What the task asks
Write each entry out again verbatim, pictures excluded.
---- Given information
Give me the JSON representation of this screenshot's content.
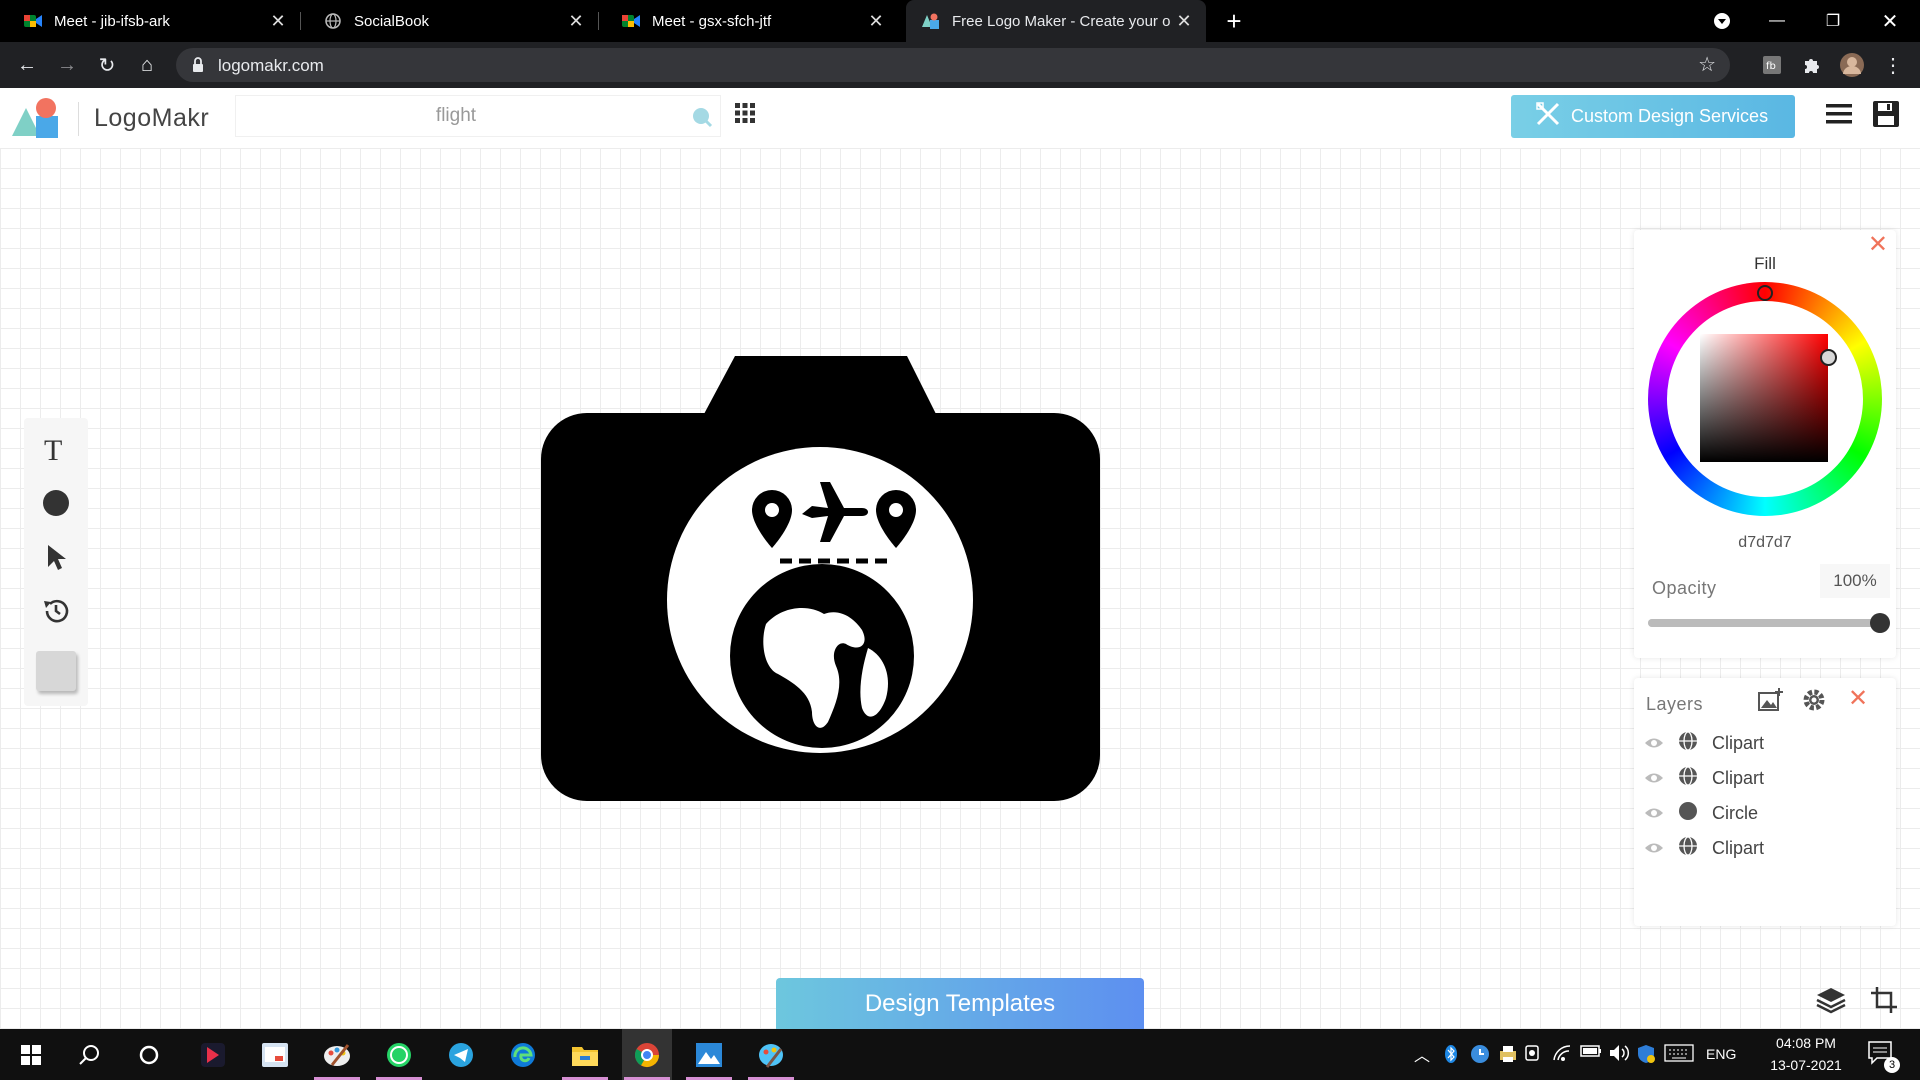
{
  "browser": {
    "tabs": [
      {
        "title": "Meet - jib-ifsb-ark",
        "icon": "google-meet-icon"
      },
      {
        "title": "SocialBook",
        "icon": "globe-icon"
      },
      {
        "title": "Meet - gsx-sfch-jtf",
        "icon": "google-meet-icon"
      },
      {
        "title": "Free Logo Maker - Create your o",
        "icon": "logomakr-icon",
        "active": true
      }
    ],
    "url": "logomakr.com"
  },
  "app": {
    "brand": "LogoMakr",
    "search_value": "flight",
    "custom_design_label": "Custom Design Services",
    "accent": "#5ab7e3"
  },
  "fill_panel": {
    "title": "Fill",
    "hex": "d7d7d7",
    "opacity_label": "Opacity",
    "opacity_value": "100%",
    "opacity_level": 1.0
  },
  "layers_panel": {
    "title": "Layers",
    "items": [
      {
        "label": "Clipart",
        "icon": "globe-icon"
      },
      {
        "label": "Clipart",
        "icon": "globe-icon"
      },
      {
        "label": "Circle",
        "icon": "circle-icon"
      },
      {
        "label": "Clipart",
        "icon": "globe-icon"
      }
    ]
  },
  "design_templates_label": "Design Templates",
  "taskbar": {
    "language": "ENG",
    "time": "04:08 PM",
    "date": "13-07-2021",
    "notifications": "3"
  }
}
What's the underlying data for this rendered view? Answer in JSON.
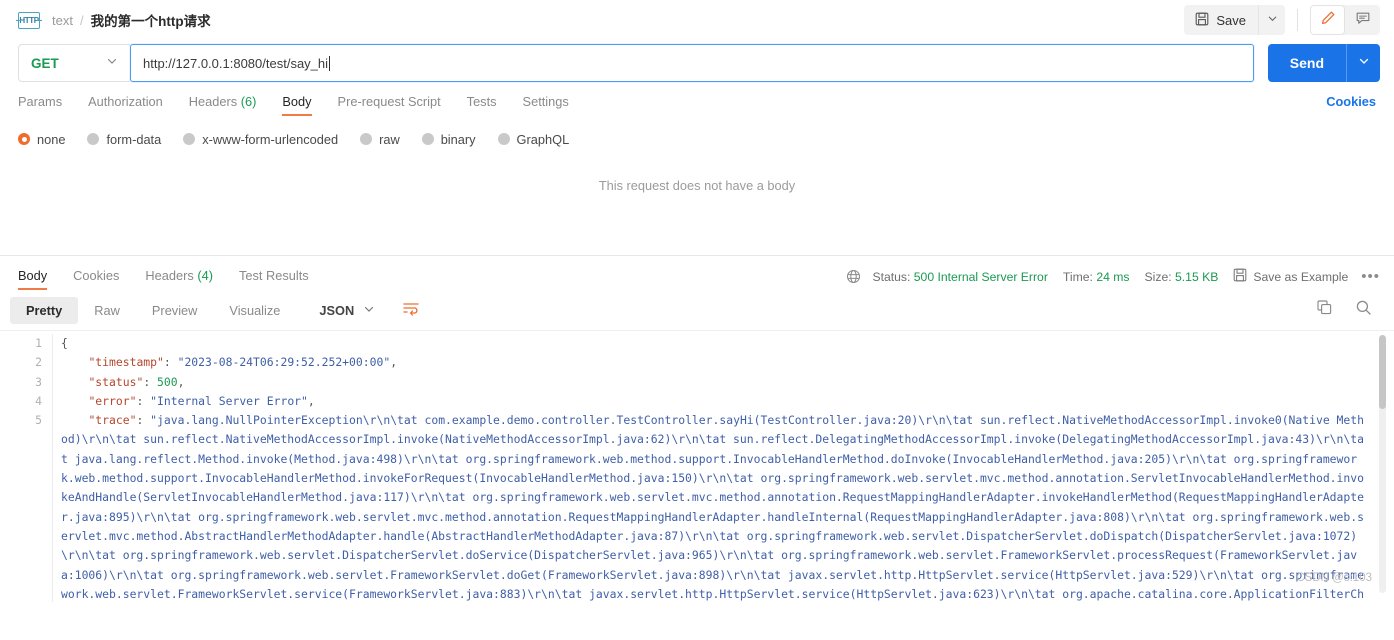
{
  "breadcrumb": {
    "icon": "http-protocol-icon",
    "collection": "text",
    "separator": "/",
    "request_name": "我的第一个http请求"
  },
  "topbar": {
    "save_label": "Save",
    "save_icon": "floppy-disk-icon",
    "save_caret_icon": "chevron-down-icon",
    "edit_icon": "pencil-icon",
    "comment_icon": "comment-icon",
    "accent_orange": "#ef6c2e"
  },
  "url_row": {
    "method": "GET",
    "method_color": "#1a9a52",
    "method_caret_icon": "chevron-down-icon",
    "url": "http://127.0.0.1:8080/test/say_hi",
    "send_label": "Send",
    "send_caret_icon": "chevron-down-icon",
    "send_color": "#1a74e8"
  },
  "request_tabs": [
    {
      "label": "Params",
      "count": "",
      "active": false
    },
    {
      "label": "Authorization",
      "count": "",
      "active": false
    },
    {
      "label": "Headers",
      "count": "(6)",
      "active": false
    },
    {
      "label": "Body",
      "count": "",
      "active": true
    },
    {
      "label": "Pre-request Script",
      "count": "",
      "active": false
    },
    {
      "label": "Tests",
      "count": "",
      "active": false
    },
    {
      "label": "Settings",
      "count": "",
      "active": false
    }
  ],
  "cookies_link": "Cookies",
  "body_types": [
    {
      "label": "none",
      "selected": true
    },
    {
      "label": "form-data",
      "selected": false
    },
    {
      "label": "x-www-form-urlencoded",
      "selected": false
    },
    {
      "label": "raw",
      "selected": false
    },
    {
      "label": "binary",
      "selected": false
    },
    {
      "label": "GraphQL",
      "selected": false
    }
  ],
  "body_empty_message": "This request does not have a body",
  "response": {
    "tabs": [
      {
        "label": "Body",
        "count": "",
        "active": true
      },
      {
        "label": "Cookies",
        "count": "",
        "active": false
      },
      {
        "label": "Headers",
        "count": "(4)",
        "active": false
      },
      {
        "label": "Test Results",
        "count": "",
        "active": false
      }
    ],
    "globe_icon": "globe-icon",
    "status_label": "Status:",
    "status_value": "500 Internal Server Error",
    "time_label": "Time:",
    "time_value": "24 ms",
    "size_label": "Size:",
    "size_value": "5.15 KB",
    "save_example_label": "Save as Example",
    "save_example_icon": "floppy-disk-icon",
    "more_icon": "ellipsis-icon",
    "view_modes": [
      {
        "label": "Pretty",
        "active": true
      },
      {
        "label": "Raw",
        "active": false
      },
      {
        "label": "Preview",
        "active": false
      },
      {
        "label": "Visualize",
        "active": false
      }
    ],
    "format": "JSON",
    "format_caret_icon": "chevron-down-icon",
    "wrap_icon": "word-wrap-icon",
    "copy_icon": "copy-icon",
    "search_icon": "search-icon",
    "status_color": "#1a9a52"
  },
  "code": {
    "line_numbers": [
      "1",
      "2",
      "3",
      "4",
      "5"
    ],
    "lines": [
      {
        "text": "{",
        "type": "punct"
      },
      {
        "key": "\"timestamp\"",
        "value": "\"2023-08-24T06:29:52.252+00:00\"",
        "type": "string",
        "trail": ","
      },
      {
        "key": "\"status\"",
        "value": "500",
        "type": "number",
        "trail": ","
      },
      {
        "key": "\"error\"",
        "value": "\"Internal Server Error\"",
        "type": "string",
        "trail": ","
      },
      {
        "key": "\"trace\"",
        "value": "\"java.lang.NullPointerException\\r\\n\\tat com.example.demo.controller.TestController.sayHi(TestController.java:20)\\r\\n\\tat sun.reflect.NativeMethodAccessorImpl.invoke0(Native Method)\\r\\n\\tat sun.reflect.NativeMethodAccessorImpl.invoke(NativeMethodAccessorImpl.java:62)\\r\\n\\tat sun.reflect.DelegatingMethodAccessorImpl.invoke(DelegatingMethodAccessorImpl.java:43)\\r\\n\\tat java.lang.reflect.Method.invoke(Method.java:498)\\r\\n\\tat org.springframework.web.method.support.InvocableHandlerMethod.doInvoke(InvocableHandlerMethod.java:205)\\r\\n\\tat org.springframework.web.method.support.InvocableHandlerMethod.invokeForRequest(InvocableHandlerMethod.java:150)\\r\\n\\tat org.springframework.web.servlet.mvc.method.annotation.ServletInvocableHandlerMethod.invokeAndHandle(ServletInvocableHandlerMethod.java:117)\\r\\n\\tat org.springframework.web.servlet.mvc.method.annotation.RequestMappingHandlerAdapter.invokeHandlerMethod(RequestMappingHandlerAdapter.java:895)\\r\\n\\tat org.springframework.web.servlet.mvc.method.annotation.RequestMappingHandlerAdapter.handleInternal(RequestMappingHandlerAdapter.java:808)\\r\\n\\tat org.springframework.web.servlet.mvc.method.AbstractHandlerMethodAdapter.handle(AbstractHandlerMethodAdapter.java:87)\\r\\n\\tat org.springframework.web.servlet.DispatcherServlet.doDispatch(DispatcherServlet.java:1072)\\r\\n\\tat org.springframework.web.servlet.DispatcherServlet.doService(DispatcherServlet.java:965)\\r\\n\\tat org.springframework.web.servlet.FrameworkServlet.processRequest(FrameworkServlet.java:1006)\\r\\n\\tat org.springframework.web.servlet.FrameworkServlet.doGet(FrameworkServlet.java:898)\\r\\n\\tat javax.servlet.http.HttpServlet.service(HttpServlet.java:529)\\r\\n\\tat org.springframework.web.servlet.FrameworkServlet.service(FrameworkServlet.java:883)\\r\\n\\tat javax.servlet.http.HttpServlet.service(HttpServlet.java:623)\\r\\n\\tat org.apache.catalina.core.ApplicationFilterChain.internalDoFilter(ApplicationFilterChain.java:209)\\r\\n\\tat org.apache.catalina.core.ApplicationFilterChain.doFilter(ApplicationFilterChain",
        "type": "string",
        "trail": ""
      }
    ]
  },
  "watermark": "CSDN @s:103"
}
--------
Reply
Give me the JSON representation of this screenshot's content.
{
  "browser": {
    "tabs": [
      {
        "title": "Meet - jib-ifsb-ark",
        "icon": "google-meet-icon"
      },
      {
        "title": "SocialBook",
        "icon": "globe-icon"
      },
      {
        "title": "Meet - gsx-sfch-jtf",
        "icon": "google-meet-icon"
      },
      {
        "title": "Free Logo Maker - Create your o",
        "icon": "logomakr-icon",
        "active": true
      }
    ],
    "url": "logomakr.com"
  },
  "app": {
    "brand": "LogoMakr",
    "search_value": "flight",
    "custom_design_label": "Custom Design Services",
    "accent": "#5ab7e3"
  },
  "fill_panel": {
    "title": "Fill",
    "hex": "d7d7d7",
    "opacity_label": "Opacity",
    "opacity_value": "100%",
    "opacity_level": 1.0
  },
  "layers_panel": {
    "title": "Layers",
    "items": [
      {
        "label": "Clipart",
        "icon": "globe-icon"
      },
      {
        "label": "Clipart",
        "icon": "globe-icon"
      },
      {
        "label": "Circle",
        "icon": "circle-icon"
      },
      {
        "label": "Clipart",
        "icon": "globe-icon"
      }
    ]
  },
  "design_templates_label": "Design Templates",
  "taskbar": {
    "language": "ENG",
    "time": "04:08 PM",
    "date": "13-07-2021",
    "notifications": "3"
  }
}
What's the underlying data for this rendered view? Answer in JSON.
{
  "breadcrumb": {
    "icon": "http-protocol-icon",
    "collection": "text",
    "separator": "/",
    "request_name": "我的第一个http请求"
  },
  "topbar": {
    "save_label": "Save",
    "save_icon": "floppy-disk-icon",
    "save_caret_icon": "chevron-down-icon",
    "edit_icon": "pencil-icon",
    "comment_icon": "comment-icon",
    "accent_orange": "#ef6c2e"
  },
  "url_row": {
    "method": "GET",
    "method_color": "#1a9a52",
    "method_caret_icon": "chevron-down-icon",
    "url": "http://127.0.0.1:8080/test/say_hi",
    "send_label": "Send",
    "send_caret_icon": "chevron-down-icon",
    "send_color": "#1a74e8"
  },
  "request_tabs": [
    {
      "label": "Params",
      "count": "",
      "active": false
    },
    {
      "label": "Authorization",
      "count": "",
      "active": false
    },
    {
      "label": "Headers",
      "count": "(6)",
      "active": false
    },
    {
      "label": "Body",
      "count": "",
      "active": true
    },
    {
      "label": "Pre-request Script",
      "count": "",
      "active": false
    },
    {
      "label": "Tests",
      "count": "",
      "active": false
    },
    {
      "label": "Settings",
      "count": "",
      "active": false
    }
  ],
  "cookies_link": "Cookies",
  "body_types": [
    {
      "label": "none",
      "selected": true
    },
    {
      "label": "form-data",
      "selected": false
    },
    {
      "label": "x-www-form-urlencoded",
      "selected": false
    },
    {
      "label": "raw",
      "selected": false
    },
    {
      "label": "binary",
      "selected": false
    },
    {
      "label": "GraphQL",
      "selected": false
    }
  ],
  "body_empty_message": "This request does not have a body",
  "response": {
    "tabs": [
      {
        "label": "Body",
        "count": "",
        "active": true
      },
      {
        "label": "Cookies",
        "count": "",
        "active": false
      },
      {
        "label": "Headers",
        "count": "(4)",
        "active": false
      },
      {
        "label": "Test Results",
        "count": "",
        "active": false
      }
    ],
    "globe_icon": "globe-icon",
    "status_label": "Status:",
    "status_value": "500 Internal Server Error",
    "time_label": "Time:",
    "time_value": "24 ms",
    "size_label": "Size:",
    "size_value": "5.15 KB",
    "save_example_label": "Save as Example",
    "save_example_icon": "floppy-disk-icon",
    "more_icon": "ellipsis-icon",
    "view_modes": [
      {
        "label": "Pretty",
        "active": true
      },
      {
        "label": "Raw",
        "active": false
      },
      {
        "label": "Preview",
        "active": false
      },
      {
        "label": "Visualize",
        "active": false
      }
    ],
    "format": "JSON",
    "format_caret_icon": "chevron-down-icon",
    "wrap_icon": "word-wrap-icon",
    "copy_icon": "copy-icon",
    "search_icon": "search-icon",
    "status_color": "#1a9a52"
  },
  "code": {
    "line_numbers": [
      "1",
      "2",
      "3",
      "4",
      "5"
    ],
    "lines": [
      {
        "text": "{",
        "type": "punct"
      },
      {
        "key": "\"timestamp\"",
        "value": "\"2023-08-24T06:29:52.252+00:00\"",
        "type": "string",
        "trail": ","
      },
      {
        "key": "\"status\"",
        "value": "500",
        "type": "number",
        "trail": ","
      },
      {
        "key": "\"error\"",
        "value": "\"Internal Server Error\"",
        "type": "string",
        "trail": ","
      },
      {
        "key": "\"trace\"",
        "value": "\"java.lang.NullPointerException\\r\\n\\tat com.example.demo.controller.TestController.sayHi(TestController.java:20)\\r\\n\\tat sun.reflect.NativeMethodAccessorImpl.invoke0(Native Method)\\r\\n\\tat sun.reflect.NativeMethodAccessorImpl.invoke(NativeMethodAccessorImpl.java:62)\\r\\n\\tat sun.reflect.DelegatingMethodAccessorImpl.invoke(DelegatingMethodAccessorImpl.java:43)\\r\\n\\tat java.lang.reflect.Method.invoke(Method.java:498)\\r\\n\\tat org.springframework.web.method.support.InvocableHandlerMethod.doInvoke(InvocableHandlerMethod.java:205)\\r\\n\\tat org.springframework.web.method.support.InvocableHandlerMethod.invokeForRequest(InvocableHandlerMethod.java:150)\\r\\n\\tat org.springframework.web.servlet.mvc.method.annotation.ServletInvocableHandlerMethod.invokeAndHandle(ServletInvocableHandlerMethod.java:117)\\r\\n\\tat org.springframework.web.servlet.mvc.method.annotation.RequestMappingHandlerAdapter.invokeHandlerMethod(RequestMappingHandlerAdapter.java:895)\\r\\n\\tat org.springframework.web.servlet.mvc.method.annotation.RequestMappingHandlerAdapter.handleInternal(RequestMappingHandlerAdapter.java:808)\\r\\n\\tat org.springframework.web.servlet.mvc.method.AbstractHandlerMethodAdapter.handle(AbstractHandlerMethodAdapter.java:87)\\r\\n\\tat org.springframework.web.servlet.DispatcherServlet.doDispatch(DispatcherServlet.java:1072)\\r\\n\\tat org.springframework.web.servlet.DispatcherServlet.doService(DispatcherServlet.java:965)\\r\\n\\tat org.springframework.web.servlet.FrameworkServlet.processRequest(FrameworkServlet.java:1006)\\r\\n\\tat org.springframework.web.servlet.FrameworkServlet.doGet(FrameworkServlet.java:898)\\r\\n\\tat javax.servlet.http.HttpServlet.service(HttpServlet.java:529)\\r\\n\\tat org.springframework.web.servlet.FrameworkServlet.service(FrameworkServlet.java:883)\\r\\n\\tat javax.servlet.http.HttpServlet.service(HttpServlet.java:623)\\r\\n\\tat org.apache.catalina.core.ApplicationFilterChain.internalDoFilter(ApplicationFilterChain.java:209)\\r\\n\\tat org.apache.catalina.core.ApplicationFilterChain.doFilter(ApplicationFilterChain",
        "type": "string",
        "trail": ""
      }
    ]
  },
  "watermark": "CSDN @s:103"
}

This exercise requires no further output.